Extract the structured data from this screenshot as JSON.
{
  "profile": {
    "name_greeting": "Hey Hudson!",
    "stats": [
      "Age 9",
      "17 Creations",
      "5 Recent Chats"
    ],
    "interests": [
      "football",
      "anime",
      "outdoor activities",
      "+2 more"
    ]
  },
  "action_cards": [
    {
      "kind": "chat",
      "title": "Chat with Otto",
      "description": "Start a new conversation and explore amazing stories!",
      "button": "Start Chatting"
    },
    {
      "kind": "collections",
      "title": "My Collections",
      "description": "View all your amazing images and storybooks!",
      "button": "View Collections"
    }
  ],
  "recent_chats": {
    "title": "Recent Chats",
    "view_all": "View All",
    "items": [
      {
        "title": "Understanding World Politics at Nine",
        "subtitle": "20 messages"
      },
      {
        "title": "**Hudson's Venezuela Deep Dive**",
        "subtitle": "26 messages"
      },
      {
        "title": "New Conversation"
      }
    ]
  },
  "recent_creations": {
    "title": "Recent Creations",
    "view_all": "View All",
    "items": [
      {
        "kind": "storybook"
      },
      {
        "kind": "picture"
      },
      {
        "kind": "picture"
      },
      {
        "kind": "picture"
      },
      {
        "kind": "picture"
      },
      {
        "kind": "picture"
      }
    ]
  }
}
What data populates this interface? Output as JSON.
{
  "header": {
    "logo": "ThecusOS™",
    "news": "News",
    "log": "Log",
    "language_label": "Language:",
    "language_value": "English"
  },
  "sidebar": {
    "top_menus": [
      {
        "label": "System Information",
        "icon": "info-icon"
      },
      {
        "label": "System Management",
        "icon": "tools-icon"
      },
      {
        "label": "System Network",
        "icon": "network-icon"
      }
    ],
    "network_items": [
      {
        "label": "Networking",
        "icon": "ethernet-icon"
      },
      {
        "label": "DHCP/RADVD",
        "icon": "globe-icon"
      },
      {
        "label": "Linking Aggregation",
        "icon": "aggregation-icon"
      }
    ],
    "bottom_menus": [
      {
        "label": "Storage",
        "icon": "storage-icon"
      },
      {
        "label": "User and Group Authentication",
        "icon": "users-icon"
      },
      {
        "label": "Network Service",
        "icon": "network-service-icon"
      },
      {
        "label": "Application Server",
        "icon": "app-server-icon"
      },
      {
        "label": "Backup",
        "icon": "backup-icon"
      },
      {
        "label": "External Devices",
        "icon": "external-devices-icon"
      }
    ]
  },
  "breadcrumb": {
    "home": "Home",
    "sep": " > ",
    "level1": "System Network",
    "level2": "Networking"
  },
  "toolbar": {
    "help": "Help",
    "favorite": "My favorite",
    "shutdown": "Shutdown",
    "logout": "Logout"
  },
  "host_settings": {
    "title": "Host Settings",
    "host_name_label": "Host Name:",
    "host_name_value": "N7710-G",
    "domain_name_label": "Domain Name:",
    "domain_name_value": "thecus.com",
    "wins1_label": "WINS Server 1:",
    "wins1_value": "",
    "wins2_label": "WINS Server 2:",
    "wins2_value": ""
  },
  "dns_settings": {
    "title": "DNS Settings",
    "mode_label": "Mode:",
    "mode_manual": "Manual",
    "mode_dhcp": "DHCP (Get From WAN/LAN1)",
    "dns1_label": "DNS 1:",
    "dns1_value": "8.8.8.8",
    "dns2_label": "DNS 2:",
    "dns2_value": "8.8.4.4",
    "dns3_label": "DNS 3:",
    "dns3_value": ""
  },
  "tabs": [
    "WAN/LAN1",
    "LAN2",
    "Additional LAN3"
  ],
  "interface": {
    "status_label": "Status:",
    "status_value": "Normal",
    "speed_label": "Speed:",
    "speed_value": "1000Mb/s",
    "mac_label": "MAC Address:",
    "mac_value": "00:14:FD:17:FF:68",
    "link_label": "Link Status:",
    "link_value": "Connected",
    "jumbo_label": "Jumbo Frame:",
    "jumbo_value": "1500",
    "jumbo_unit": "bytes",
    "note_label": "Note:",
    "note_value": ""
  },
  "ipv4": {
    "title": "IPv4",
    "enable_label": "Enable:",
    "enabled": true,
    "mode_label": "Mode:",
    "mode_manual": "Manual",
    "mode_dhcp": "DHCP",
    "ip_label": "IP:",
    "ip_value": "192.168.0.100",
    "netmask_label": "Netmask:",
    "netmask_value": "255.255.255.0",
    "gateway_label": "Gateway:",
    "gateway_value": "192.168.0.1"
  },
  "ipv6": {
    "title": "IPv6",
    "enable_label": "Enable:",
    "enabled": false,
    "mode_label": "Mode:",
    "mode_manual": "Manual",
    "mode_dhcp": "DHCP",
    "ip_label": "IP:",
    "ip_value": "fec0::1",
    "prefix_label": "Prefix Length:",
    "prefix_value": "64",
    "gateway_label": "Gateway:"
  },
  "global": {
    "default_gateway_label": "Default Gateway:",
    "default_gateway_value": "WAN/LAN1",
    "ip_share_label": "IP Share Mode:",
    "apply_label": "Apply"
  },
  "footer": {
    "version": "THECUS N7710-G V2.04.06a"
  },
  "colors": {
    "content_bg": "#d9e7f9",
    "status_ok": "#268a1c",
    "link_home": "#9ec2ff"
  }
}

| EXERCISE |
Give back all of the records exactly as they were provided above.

| RESPONSE TO THIS EXERCISE |
Extract the structured data from this screenshot as JSON.
{
  "profile": {
    "name_greeting": "Hey Hudson!",
    "stats": [
      "Age 9",
      "17 Creations",
      "5 Recent Chats"
    ],
    "interests": [
      "football",
      "anime",
      "outdoor activities",
      "+2 more"
    ]
  },
  "action_cards": [
    {
      "kind": "chat",
      "title": "Chat with Otto",
      "description": "Start a new conversation and explore amazing stories!",
      "button": "Start Chatting"
    },
    {
      "kind": "collections",
      "title": "My Collections",
      "description": "View all your amazing images and storybooks!",
      "button": "View Collections"
    }
  ],
  "recent_chats": {
    "title": "Recent Chats",
    "view_all": "View All",
    "items": [
      {
        "title": "Understanding World Politics at Nine",
        "subtitle": "20 messages"
      },
      {
        "title": "**Hudson's Venezuela Deep Dive**",
        "subtitle": "26 messages"
      },
      {
        "title": "New Conversation"
      }
    ]
  },
  "recent_creations": {
    "title": "Recent Creations",
    "view_all": "View All",
    "items": [
      {
        "kind": "storybook"
      },
      {
        "kind": "picture"
      },
      {
        "kind": "picture"
      },
      {
        "kind": "picture"
      },
      {
        "kind": "picture"
      },
      {
        "kind": "picture"
      }
    ]
  }
}
What data populates this interface? Output as JSON.
{
  "header": {
    "logo": "ThecusOS™",
    "news": "News",
    "log": "Log",
    "language_label": "Language:",
    "language_value": "English"
  },
  "sidebar": {
    "top_menus": [
      {
        "label": "System Information",
        "icon": "info-icon"
      },
      {
        "label": "System Management",
        "icon": "tools-icon"
      },
      {
        "label": "System Network",
        "icon": "network-icon"
      }
    ],
    "network_items": [
      {
        "label": "Networking",
        "icon": "ethernet-icon"
      },
      {
        "label": "DHCP/RADVD",
        "icon": "globe-icon"
      },
      {
        "label": "Linking Aggregation",
        "icon": "aggregation-icon"
      }
    ],
    "bottom_menus": [
      {
        "label": "Storage",
        "icon": "storage-icon"
      },
      {
        "label": "User and Group Authentication",
        "icon": "users-icon"
      },
      {
        "label": "Network Service",
        "icon": "network-service-icon"
      },
      {
        "label": "Application Server",
        "icon": "app-server-icon"
      },
      {
        "label": "Backup",
        "icon": "backup-icon"
      },
      {
        "label": "External Devices",
        "icon": "external-devices-icon"
      }
    ]
  },
  "breadcrumb": {
    "home": "Home",
    "sep": " > ",
    "level1": "System Network",
    "level2": "Networking"
  },
  "toolbar": {
    "help": "Help",
    "favorite": "My favorite",
    "shutdown": "Shutdown",
    "logout": "Logout"
  },
  "host_settings": {
    "title": "Host Settings",
    "host_name_label": "Host Name:",
    "host_name_value": "N7710-G",
    "domain_name_label": "Domain Name:",
    "domain_name_value": "thecus.com",
    "wins1_label": "WINS Server 1:",
    "wins1_value": "",
    "wins2_label": "WINS Server 2:",
    "wins2_value": ""
  },
  "dns_settings": {
    "title": "DNS Settings",
    "mode_label": "Mode:",
    "mode_manual": "Manual",
    "mode_dhcp": "DHCP (Get From WAN/LAN1)",
    "dns1_label": "DNS 1:",
    "dns1_value": "8.8.8.8",
    "dns2_label": "DNS 2:",
    "dns2_value": "8.8.4.4",
    "dns3_label": "DNS 3:",
    "dns3_value": ""
  },
  "tabs": [
    "WAN/LAN1",
    "LAN2",
    "Additional LAN3"
  ],
  "interface": {
    "status_label": "Status:",
    "status_value": "Normal",
    "speed_label": "Speed:",
    "speed_value": "1000Mb/s",
    "mac_label": "MAC Address:",
    "mac_value": "00:14:FD:17:FF:68",
    "link_label": "Link Status:",
    "link_value": "Connected",
    "jumbo_label": "Jumbo Frame:",
    "jumbo_value": "1500",
    "jumbo_unit": "bytes",
    "note_label": "Note:",
    "note_value": ""
  },
  "ipv4": {
    "title": "IPv4",
    "enable_label": "Enable:",
    "enabled": true,
    "mode_label": "Mode:",
    "mode_manual": "Manual",
    "mode_dhcp": "DHCP",
    "ip_label": "IP:",
    "ip_value": "192.168.0.100",
    "netmask_label": "Netmask:",
    "netmask_value": "255.255.255.0",
    "gateway_label": "Gateway:",
    "gateway_value": "192.168.0.1"
  },
  "ipv6": {
    "title": "IPv6",
    "enable_label": "Enable:",
    "enabled": false,
    "mode_label": "Mode:",
    "mode_manual": "Manual",
    "mode_dhcp": "DHCP",
    "ip_label": "IP:",
    "ip_value": "fec0::1",
    "prefix_label": "Prefix Length:",
    "prefix_value": "64",
    "gateway_label": "Gateway:"
  },
  "global": {
    "default_gateway_label": "Default Gateway:",
    "default_gateway_value": "WAN/LAN1",
    "ip_share_label": "IP Share Mode:",
    "apply_label": "Apply"
  },
  "footer": {
    "version": "THECUS N7710-G V2.04.06a"
  },
  "colors": {
    "content_bg": "#d9e7f9",
    "status_ok": "#268a1c",
    "link_home": "#9ec2ff"
  }
}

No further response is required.